_What you should do_
Whatever the records contain, reproduce all of them exactly.
::: Supplied data
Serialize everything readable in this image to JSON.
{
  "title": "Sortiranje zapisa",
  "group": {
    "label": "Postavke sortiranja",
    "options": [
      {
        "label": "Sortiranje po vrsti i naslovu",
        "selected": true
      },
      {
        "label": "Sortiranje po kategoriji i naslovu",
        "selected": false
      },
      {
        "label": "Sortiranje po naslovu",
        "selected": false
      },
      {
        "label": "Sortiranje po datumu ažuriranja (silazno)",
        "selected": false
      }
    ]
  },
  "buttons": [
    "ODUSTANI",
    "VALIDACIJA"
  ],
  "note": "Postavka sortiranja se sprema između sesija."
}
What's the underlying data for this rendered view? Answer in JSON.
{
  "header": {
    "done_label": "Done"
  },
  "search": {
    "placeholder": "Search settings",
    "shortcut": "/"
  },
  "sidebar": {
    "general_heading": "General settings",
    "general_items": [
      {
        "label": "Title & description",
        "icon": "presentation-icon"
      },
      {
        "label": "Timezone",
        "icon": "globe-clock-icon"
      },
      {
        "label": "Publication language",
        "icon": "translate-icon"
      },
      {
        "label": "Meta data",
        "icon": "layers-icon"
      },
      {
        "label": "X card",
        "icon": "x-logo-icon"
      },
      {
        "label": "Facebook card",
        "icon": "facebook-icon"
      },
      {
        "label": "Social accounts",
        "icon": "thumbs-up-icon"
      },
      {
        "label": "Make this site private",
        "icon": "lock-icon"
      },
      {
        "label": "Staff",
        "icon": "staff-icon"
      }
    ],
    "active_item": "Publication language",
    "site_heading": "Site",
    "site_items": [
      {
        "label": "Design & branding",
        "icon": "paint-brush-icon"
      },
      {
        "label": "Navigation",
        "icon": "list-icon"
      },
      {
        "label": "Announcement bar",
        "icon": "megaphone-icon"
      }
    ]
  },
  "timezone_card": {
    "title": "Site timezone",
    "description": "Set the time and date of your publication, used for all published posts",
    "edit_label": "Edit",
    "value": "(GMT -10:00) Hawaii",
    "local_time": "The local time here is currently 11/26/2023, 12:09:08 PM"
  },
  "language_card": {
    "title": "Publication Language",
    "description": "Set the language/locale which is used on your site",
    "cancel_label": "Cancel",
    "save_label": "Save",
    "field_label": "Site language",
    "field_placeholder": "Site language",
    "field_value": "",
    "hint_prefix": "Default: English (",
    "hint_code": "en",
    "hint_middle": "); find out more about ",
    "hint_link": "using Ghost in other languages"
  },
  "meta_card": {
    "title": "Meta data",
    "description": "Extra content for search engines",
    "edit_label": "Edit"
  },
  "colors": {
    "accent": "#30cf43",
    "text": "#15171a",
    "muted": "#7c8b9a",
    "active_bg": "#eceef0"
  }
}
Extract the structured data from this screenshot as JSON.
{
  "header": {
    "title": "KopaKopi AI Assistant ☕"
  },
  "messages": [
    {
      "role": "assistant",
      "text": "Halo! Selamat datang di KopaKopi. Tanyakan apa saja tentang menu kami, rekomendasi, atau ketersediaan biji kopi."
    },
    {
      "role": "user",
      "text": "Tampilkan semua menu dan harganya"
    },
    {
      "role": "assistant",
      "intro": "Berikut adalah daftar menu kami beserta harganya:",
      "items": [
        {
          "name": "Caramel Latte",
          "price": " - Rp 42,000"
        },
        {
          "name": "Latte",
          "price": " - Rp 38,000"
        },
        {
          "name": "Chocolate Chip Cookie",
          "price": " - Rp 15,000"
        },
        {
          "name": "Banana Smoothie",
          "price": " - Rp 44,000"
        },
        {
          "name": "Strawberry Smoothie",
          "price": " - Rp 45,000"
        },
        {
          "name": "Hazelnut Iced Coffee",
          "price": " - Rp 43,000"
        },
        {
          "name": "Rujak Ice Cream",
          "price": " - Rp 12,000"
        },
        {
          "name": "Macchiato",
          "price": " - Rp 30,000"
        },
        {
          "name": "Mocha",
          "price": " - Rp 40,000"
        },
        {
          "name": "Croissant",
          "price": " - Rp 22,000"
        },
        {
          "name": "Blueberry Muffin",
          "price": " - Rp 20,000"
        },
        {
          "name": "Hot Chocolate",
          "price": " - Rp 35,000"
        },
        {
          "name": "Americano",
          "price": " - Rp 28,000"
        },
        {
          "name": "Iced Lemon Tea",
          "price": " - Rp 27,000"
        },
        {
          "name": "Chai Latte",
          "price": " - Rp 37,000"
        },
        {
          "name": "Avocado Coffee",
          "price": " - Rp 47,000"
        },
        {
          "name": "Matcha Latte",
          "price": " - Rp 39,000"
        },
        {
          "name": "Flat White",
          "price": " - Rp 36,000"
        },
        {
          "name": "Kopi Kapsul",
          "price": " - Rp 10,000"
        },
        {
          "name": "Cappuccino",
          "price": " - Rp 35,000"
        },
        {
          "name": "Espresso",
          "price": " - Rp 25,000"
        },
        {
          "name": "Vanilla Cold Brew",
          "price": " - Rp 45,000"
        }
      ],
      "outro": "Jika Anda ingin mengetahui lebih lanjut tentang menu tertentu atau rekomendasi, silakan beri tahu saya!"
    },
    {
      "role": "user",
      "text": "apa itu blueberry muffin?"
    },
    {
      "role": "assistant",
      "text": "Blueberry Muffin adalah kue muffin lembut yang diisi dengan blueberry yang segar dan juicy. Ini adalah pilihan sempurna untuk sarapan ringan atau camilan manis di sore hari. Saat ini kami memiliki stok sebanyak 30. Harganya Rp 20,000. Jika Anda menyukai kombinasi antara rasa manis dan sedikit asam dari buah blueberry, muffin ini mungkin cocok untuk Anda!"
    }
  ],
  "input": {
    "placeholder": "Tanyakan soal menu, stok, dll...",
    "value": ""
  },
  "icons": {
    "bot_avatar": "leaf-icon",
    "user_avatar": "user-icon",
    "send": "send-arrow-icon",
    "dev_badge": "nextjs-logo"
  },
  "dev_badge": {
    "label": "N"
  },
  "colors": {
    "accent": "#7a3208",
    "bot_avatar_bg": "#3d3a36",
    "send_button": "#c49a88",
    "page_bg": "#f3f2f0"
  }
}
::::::
_Exercise response_
Serialize everything readable in this image to JSON.
{
  "title": "Sortiranje zapisa",
  "group": {
    "label": "Postavke sortiranja",
    "options": [
      {
        "label": "Sortiranje po vrsti i naslovu",
        "selected": true
      },
      {
        "label": "Sortiranje po kategoriji i naslovu",
        "selected": false
      },
      {
        "label": "Sortiranje po naslovu",
        "selected": false
      },
      {
        "label": "Sortiranje po datumu ažuriranja (silazno)",
        "selected": false
      }
    ]
  },
  "buttons": [
    "ODUSTANI",
    "VALIDACIJA"
  ],
  "note": "Postavka sortiranja se sprema između sesija."
}
What's the underlying data for this rendered view? Answer in JSON.
{
  "header": {
    "done_label": "Done"
  },
  "search": {
    "placeholder": "Search settings",
    "shortcut": "/"
  },
  "sidebar": {
    "general_heading": "General settings",
    "general_items": [
      {
        "label": "Title & description",
        "icon": "presentation-icon"
      },
      {
        "label": "Timezone",
        "icon": "globe-clock-icon"
      },
      {
        "label": "Publication language",
        "icon": "translate-icon"
      },
      {
        "label": "Meta data",
        "icon": "layers-icon"
      },
      {
        "label": "X card",
        "icon": "x-logo-icon"
      },
      {
        "label": "Facebook card",
        "icon": "facebook-icon"
      },
      {
        "label": "Social accounts",
        "icon": "thumbs-up-icon"
      },
      {
        "label": "Make this site private",
        "icon": "lock-icon"
      },
      {
        "label": "Staff",
        "icon": "staff-icon"
      }
    ],
    "active_item": "Publication language",
    "site_heading": "Site",
    "site_items": [
      {
        "label": "Design & branding",
        "icon": "paint-brush-icon"
      },
      {
        "label": "Navigation",
        "icon": "list-icon"
      },
      {
        "label": "Announcement bar",
        "icon": "megaphone-icon"
      }
    ]
  },
  "timezone_card": {
    "title": "Site timezone",
    "description": "Set the time and date of your publication, used for all published posts",
    "edit_label": "Edit",
    "value": "(GMT -10:00) Hawaii",
    "local_time": "The local time here is currently 11/26/2023, 12:09:08 PM"
  },
  "language_card": {
    "title": "Publication Language",
    "description": "Set the language/locale which is used on your site",
    "cancel_label": "Cancel",
    "save_label": "Save",
    "field_label": "Site language",
    "field_placeholder": "Site language",
    "field_value": "",
    "hint_prefix": "Default: English (",
    "hint_code": "en",
    "hint_middle": "); find out more about ",
    "hint_link": "using Ghost in other languages"
  },
  "meta_card": {
    "title": "Meta data",
    "description": "Extra content for search engines",
    "edit_label": "Edit"
  },
  "colors": {
    "accent": "#30cf43",
    "text": "#15171a",
    "muted": "#7c8b9a",
    "active_bg": "#eceef0"
  }
}
Extract the structured data from this screenshot as JSON.
{
  "header": {
    "title": "KopaKopi AI Assistant ☕"
  },
  "messages": [
    {
      "role": "assistant",
      "text": "Halo! Selamat datang di KopaKopi. Tanyakan apa saja tentang menu kami, rekomendasi, atau ketersediaan biji kopi."
    },
    {
      "role": "user",
      "text": "Tampilkan semua menu dan harganya"
    },
    {
      "role": "assistant",
      "intro": "Berikut adalah daftar menu kami beserta harganya:",
      "items": [
        {
          "name": "Caramel Latte",
          "price": " - Rp 42,000"
        },
        {
          "name": "Latte",
          "price": " - Rp 38,000"
        },
        {
          "name": "Chocolate Chip Cookie",
          "price": " - Rp 15,000"
        },
        {
          "name": "Banana Smoothie",
          "price": " - Rp 44,000"
        },
        {
          "name": "Strawberry Smoothie",
          "price": " - Rp 45,000"
        },
        {
          "name": "Hazelnut Iced Coffee",
          "price": " - Rp 43,000"
        },
        {
          "name": "Rujak Ice Cream",
          "price": " - Rp 12,000"
        },
        {
          "name": "Macchiato",
          "price": " - Rp 30,000"
        },
        {
          "name": "Mocha",
          "price": " - Rp 40,000"
        },
        {
          "name": "Croissant",
          "price": " - Rp 22,000"
        },
        {
          "name": "Blueberry Muffin",
          "price": " - Rp 20,000"
        },
        {
          "name": "Hot Chocolate",
          "price": " - Rp 35,000"
        },
        {
          "name": "Americano",
          "price": " - Rp 28,000"
        },
        {
          "name": "Iced Lemon Tea",
          "price": " - Rp 27,000"
        },
        {
          "name": "Chai Latte",
          "price": " - Rp 37,000"
        },
        {
          "name": "Avocado Coffee",
          "price": " - Rp 47,000"
        },
        {
          "name": "Matcha Latte",
          "price": " - Rp 39,000"
        },
        {
          "name": "Flat White",
          "price": " - Rp 36,000"
        },
        {
          "name": "Kopi Kapsul",
          "price": " - Rp 10,000"
        },
        {
          "name": "Cappuccino",
          "price": " - Rp 35,000"
        },
        {
          "name": "Espresso",
          "price": " - Rp 25,000"
        },
        {
          "name": "Vanilla Cold Brew",
          "price": " - Rp 45,000"
        }
      ],
      "outro": "Jika Anda ingin mengetahui lebih lanjut tentang menu tertentu atau rekomendasi, silakan beri tahu saya!"
    },
    {
      "role": "user",
      "text": "apa itu blueberry muffin?"
    },
    {
      "role": "assistant",
      "text": "Blueberry Muffin adalah kue muffin lembut yang diisi dengan blueberry yang segar dan juicy. Ini adalah pilihan sempurna untuk sarapan ringan atau camilan manis di sore hari. Saat ini kami memiliki stok sebanyak 30. Harganya Rp 20,000. Jika Anda menyukai kombinasi antara rasa manis dan sedikit asam dari buah blueberry, muffin ini mungkin cocok untuk Anda!"
    }
  ],
  "input": {
    "placeholder": "Tanyakan soal menu, stok, dll...",
    "value": ""
  },
  "icons": {
    "bot_avatar": "leaf-icon",
    "user_avatar": "user-icon",
    "send": "send-arrow-icon",
    "dev_badge": "nextjs-logo"
  },
  "dev_badge": {
    "label": "N"
  },
  "colors": {
    "accent": "#7a3208",
    "bot_avatar_bg": "#3d3a36",
    "send_button": "#c49a88",
    "page_bg": "#f3f2f0"
  }
}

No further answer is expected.